The album's most prominent change from Whitechapel's older work is the new guitar direction. It is much heavier and grooving than the band's older guitar sound, and there is a lot more emphasis on the slower side of the guitars. The majority of the guitar work is rhythmic chugging, which is just about the only thing that still serves to identify Whitechapel as a deathcore band. There aren't really any fast parts on the album; as I've said, there is a lot of chugging. For the people who dislike deathcore, however, you'll be happy to know that there aren't any true breakdowns on the album at all. The album also incorporates many more melodic sections than Whitechapel's older works, and they dominate the songs "End of Flesh", "A Future Corrupt", and "Prayer of Mockery", as well as the chorus of "Devolver". You'll also find guitar solos in a few of the songs, such as "Reprogrammed to Hate", but they feel generic and boring, feeling more like bad extensions of the melodic leads than solos. The bass guitar is sometimes audible through the blasting of the three guitars, but not often.
Phil Bozeman has improved his vocals from This Is Exile, which is no small feat, given he was the only member giving it his all on that album. As he has stated in interviews, his main goal here was to use more diction to make his lyrics more interpretable, and it has definitely worked. You can understand a large majority of the words without looking in the lyrics book at all, and at the same time his voice is more guttural than it was on the previous album. The vocal execution is also very forceful (read: not forced), and he delivers the lines with extreme vehemence. Check out the emotion in the chorus to "Reprogrammed to Hate", his shouts of "WELCOME TO HELL" in "Devolver", or my personal favorite, the halt of the instruments at 0:28 in "The Darkest Day of Man". His highs, on the other hand, haven't improved much at all, if improved they truly have. They have a bit more emotion added to them, probably because of the added diction, but I still dislike the overall presentation of the vocals because I've always enjoyed Phil's emotionless screams in the past two albums.
And that leaves the drummer. An odd thing about Whitechapel's drummer on this album is that even though the guitars are chugging at a relatively slow speed, the drummer uses blast beats and variants almost constantly to give the music an illusion of speed. Sometimes it works; sometimes it doesn't, and it simply feels like the guitars and drums are completely out of tempo. The kit's sound itself is quite watered down by the guitars, which were probably intended to take front and center on this album. Fair enough, since they're probably the shining element of this album, but the end result feels a bit lacking due to the partial tuning-out of the drummer.

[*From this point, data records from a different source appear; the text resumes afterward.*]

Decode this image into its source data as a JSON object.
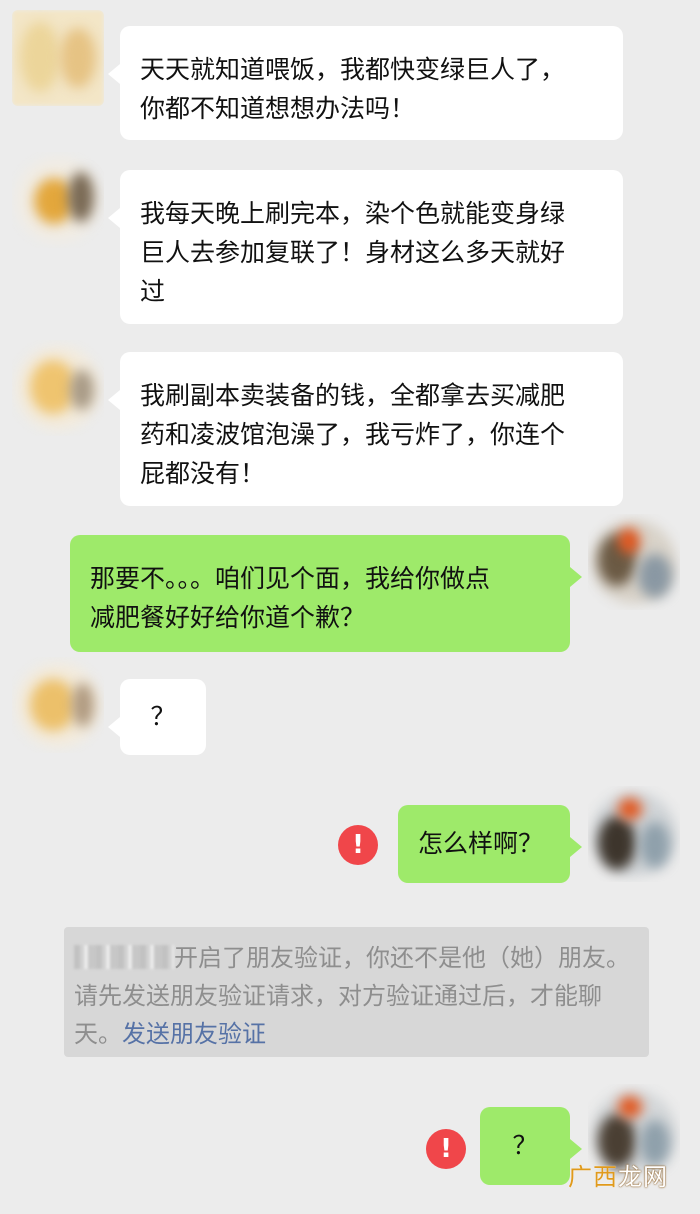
{
  "messages": [
    {
      "side": "in",
      "text": "天天就知道喂饭，我都快变绿巨人了，\n你都不知道想想办法吗！"
    },
    {
      "side": "in",
      "text": "我每天晚上刷完本，染个色就能变身绿\n巨人去参加复联了！身材这么多天就好\n过"
    },
    {
      "side": "in",
      "text": "我刷副本卖装备的钱，全都拿去买减肥\n药和凌波馆泡澡了，我亏炸了，你连个\n屁都没有！"
    },
    {
      "side": "out",
      "text": "那要不。。。咱们见个面，我给你做点\n减肥餐好好给你道个歉？"
    },
    {
      "side": "in",
      "text": "？"
    },
    {
      "side": "out",
      "text": "怎么样啊？",
      "failed": true
    },
    {
      "side": "out",
      "text": "？",
      "failed": true
    }
  ],
  "error_icon": "exclamation-circle-icon",
  "error_symbol": "!",
  "system_notice": {
    "text": "开启了朋友验证，你还不是他（她）朋友。请先发送朋友验证请求，对方验证通过后，才能聊天。",
    "link": "发送朋友验证"
  },
  "watermark": {
    "logo": "广西",
    "text": "龙网"
  },
  "colors": {
    "background": "#ececec",
    "incoming_bubble": "#ffffff",
    "outgoing_bubble": "#9eea6a",
    "error": "#f0464a",
    "notice_background": "#d7d7d7",
    "link": "#5672a6"
  }
}
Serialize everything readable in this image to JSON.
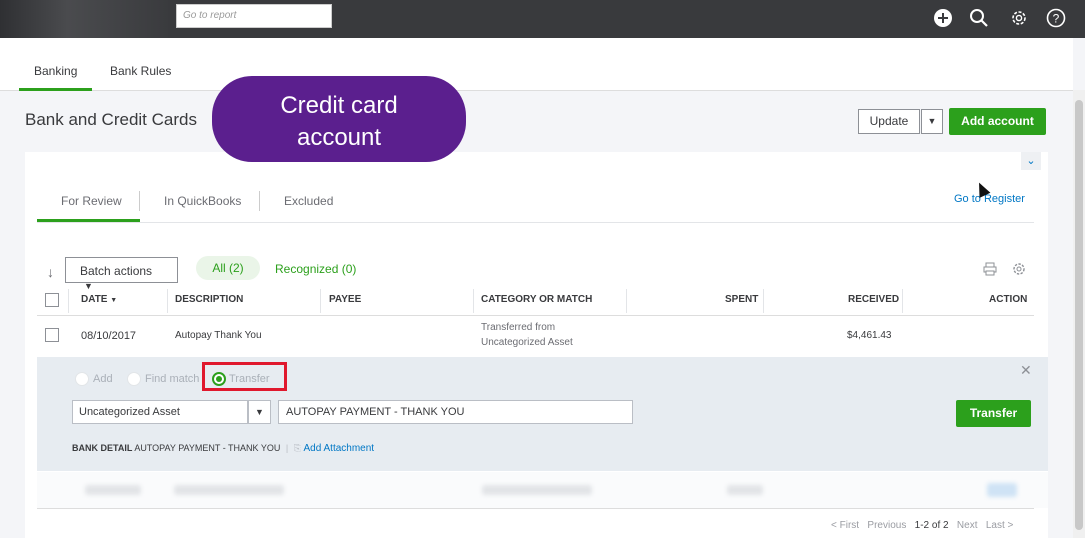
{
  "topbar": {
    "search_placeholder": "Go to report",
    "icons": [
      "plus-circle-icon",
      "search-icon",
      "gear-icon",
      "help-icon"
    ]
  },
  "main_tabs": [
    {
      "label": "Banking",
      "active": true
    },
    {
      "label": "Bank Rules",
      "active": false
    }
  ],
  "page": {
    "title": "Bank and Credit Cards",
    "callout_line1": "Credit card",
    "callout_line2": "account",
    "update_label": "Update",
    "add_account_label": "Add account"
  },
  "subtabs": [
    {
      "label": "For Review",
      "active": true
    },
    {
      "label": "In QuickBooks",
      "active": false
    },
    {
      "label": "Excluded",
      "active": false
    }
  ],
  "go_to_register": "Go to Register",
  "toolbar": {
    "batch_actions": "Batch actions",
    "filter_all": "All (2)",
    "filter_recognized": "Recognized (0)"
  },
  "table": {
    "headers": {
      "date": "DATE",
      "description": "DESCRIPTION",
      "payee": "PAYEE",
      "category": "CATEGORY OR MATCH",
      "spent": "SPENT",
      "received": "RECEIVED",
      "action": "ACTION"
    },
    "rows": [
      {
        "date": "08/10/2017",
        "description": "Autopay Thank You",
        "payee": "",
        "category_line1": "Transferred from",
        "category_line2": "Uncategorized Asset",
        "spent": "",
        "received": "$4,461.43"
      }
    ]
  },
  "detail": {
    "radio_add": "Add",
    "radio_find_match": "Find match",
    "radio_transfer": "Transfer",
    "selected": "Transfer",
    "account_select": "Uncategorized Asset",
    "memo_value": "AUTOPAY PAYMENT - THANK YOU",
    "transfer_button": "Transfer",
    "bank_detail_label": "BANK DETAIL",
    "bank_detail_value": "AUTOPAY PAYMENT - THANK YOU",
    "add_attachment": "Add Attachment"
  },
  "pager": {
    "first": "< First",
    "previous": "Previous",
    "range": "1-2 of 2",
    "next": "Next",
    "last": "Last >"
  },
  "colors": {
    "brand_green": "#2ca01c",
    "link_blue": "#0077c5",
    "callout_purple": "#5b1f8e",
    "highlight_red": "#e0182d",
    "topbar": "#393a3d"
  }
}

As with the last album, lyrics are a weak point on this album. The actual vocal execution is great, yes - but the words Phil is saying are all repetitive rants on religion that just feel pretty stupid. It's almost like a sixth grader decided to be an atheist because all of his peers were, and then wrote some second-rate poetry about how much God sucked. Now, mind you, I have no predispositional problem with lyrics dealing with any religion, but fuck, at least try to make them sound intelligent. The only reason you'd try to tell someone your opinion on religion through music is to sway their opinion, so don't make it appear that people who believe what you do are all morons.
This is a great improvement over This Is Exile - though that in itself isn't saying much - but at the same time, Whitechapel doesn't seem to have any plans to return to the stellar formula they created with The Somatic Defilement. I doubt that Whitechapel will ever return to their former greatness going down this path, but that being said, this is a good album, especially for a death metal hybrid.